Slideshow: Rolling with Gary Smith of Vu Skateshop
Getting swept up in the moment of watching Gary Smith and the Vu Skateboard Shop
team shred the Centennial Park skatepark in Howard County recently, I hopped on my skateboard, headed down an embankment toward an eight-foot high quarterpipe and -- BAM! -- bit the dust.
I spent most of the next couple of hours piddling around on the smaller obstacles, still pretty fluid on a board, for a 34-year-old man. Later, when the small volume of blood that had soaked through my pants had dried and the action on the ramps dwindled, I decided to have another go against the ramp that had eaten me alive within my first five minutes at the park.
I tried several more times to arrive at the top of the ramp and rock-and-roll: a fairly basic trick accomplished by riding the front wheels over the top of the ramp, leaning forward to rock the back wheels off the ramp surface, then pivoting 180 degrees to head back down.
I was ready to concede that the eight-footer was a bit too large for me when Smith reminded me that I did not want to leave that park without conquering that ramp.
"Come on, man.

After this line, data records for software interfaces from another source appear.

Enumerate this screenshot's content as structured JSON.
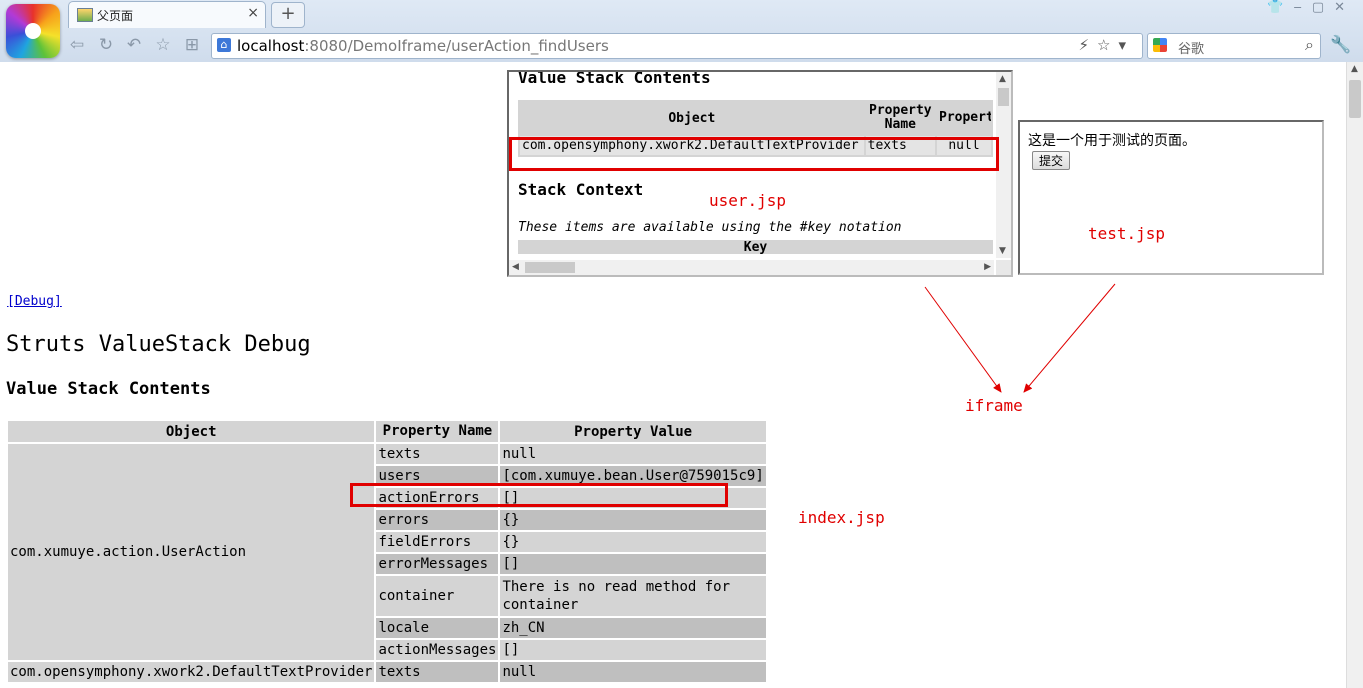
{
  "browser": {
    "tab_title": "父页面",
    "tab_close": "×",
    "new_tab": "+",
    "window_controls": "👕‒▢✕",
    "url_host": "localhost",
    "url_rest": ":8080/DemoIframe/userAction_findUsers",
    "search_placeholder": "谷歌",
    "address_tools": "⚡☆▾"
  },
  "iframe_user": {
    "heading": "Value Stack Contents",
    "table": {
      "headers": [
        "Object",
        "Property Name",
        "Property Value"
      ],
      "rows": [
        {
          "object": "com.opensymphony.xwork2.DefaultTextProvider",
          "name": "texts",
          "value": "null"
        }
      ]
    },
    "context_heading": "Stack Context",
    "note": "These items are available using the #key notation",
    "key_header": "Key"
  },
  "iframe_test": {
    "text": "这是一个用于测试的页面。",
    "submit_label": "提交"
  },
  "main": {
    "debug_link": "[Debug]",
    "title": "Struts ValueStack Debug",
    "subtitle": "Value Stack Contents",
    "headers": [
      "Object",
      "Property Name",
      "Property Value"
    ],
    "object1": "com.xumuye.action.UserAction",
    "object2": "com.opensymphony.xwork2.DefaultTextProvider",
    "rows": [
      {
        "name": "texts",
        "value": "null"
      },
      {
        "name": "users",
        "value": "[com.xumuye.bean.User@759015c9]"
      },
      {
        "name": "actionErrors",
        "value": "[]"
      },
      {
        "name": "errors",
        "value": "{}"
      },
      {
        "name": "fieldErrors",
        "value": "{}"
      },
      {
        "name": "errorMessages",
        "value": "[]"
      },
      {
        "name": "container",
        "value": "There is no read method for container"
      },
      {
        "name": "locale",
        "value": "zh_CN"
      },
      {
        "name": "actionMessages",
        "value": "[]"
      }
    ],
    "row2": {
      "name": "texts",
      "value": "null"
    }
  },
  "annotations": {
    "user_jsp": "user.jsp",
    "test_jsp": "test.jsp",
    "iframe": "iframe",
    "index_jsp": "index.jsp",
    "color": "#e00000"
  }
}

You got that," he assured me. Several tries later I did it. A rush came over me as I smoothly rolled down the ramp and continued across the concrete that had shredded my knee hours earlier. I had heard -- and experienced -- Smith's gospel of skateboarding.
Gary Smith has spent twenty years on a skateboard and the last four at the helm of Vu (pronounced "view") Skate Shop on Harford Road in Parkville. He has made it his mission to spread the "good word" of skateboarding through his shop, youth camps and local events. While many skate shops are owned by big corporations, this one is run by a local skater.
I hopped off my skateboard for a while recently to spend some time photographing Smith at a skateboarding camp in Reisterstown and at his store. Here's my look at how the Vu team does their part to keep Baltimore rolling.